It is a "valley of ashes," a place of uninterrupted desolation. The eyes of Doctor T.J. Eckleburg are an indelibly grotesque image: these are eyes unattached to any face or body, gazing out over a hellish wasteland. Fitzgerald's description of the drawbridge and passing barges makes an allusion to the River Styx, a mythological river which one crosses to enter the realm of the dead. The eyes of Dr. T.J. Eckleburg seem to be a monstrous parody of the eyes of God: they watch, but they do not see; they are heartless, and entirely unknowing. Like the scene in which Gatsby reaches for the green light, high symbolism is given priority over the demands of realism: the reader is presented with an implausible, but highly effective image of two detached eyes looking out over dust and ashes.

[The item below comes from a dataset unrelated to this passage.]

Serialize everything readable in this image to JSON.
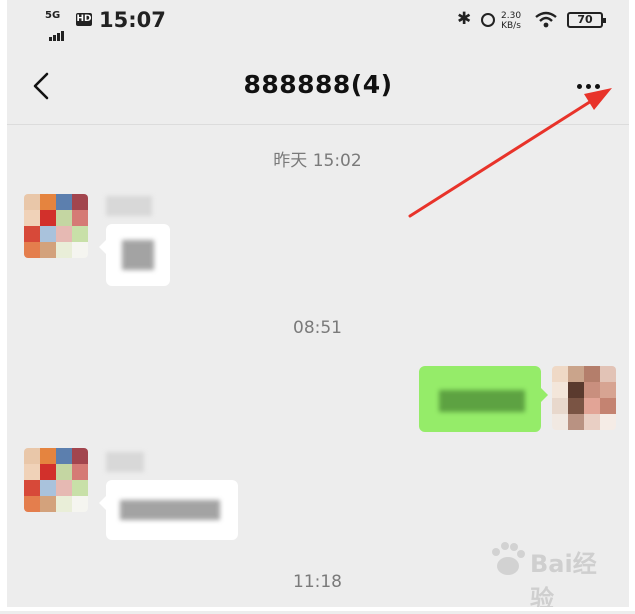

The novel's only non-wealthy characters live in the valley of ashes; it is the grim underside to the hedonism of the Eggs, and of New York City. George Wilson, Myrtle's dejected husband, seems almost made of ashes: "ashen dust" coats his clothes and his hair. Fitzgerald represents poverty as lying beneath wealth and providing the wealthy with a dumping ground. It is what the wealthy wish to avoid seeing at all costs.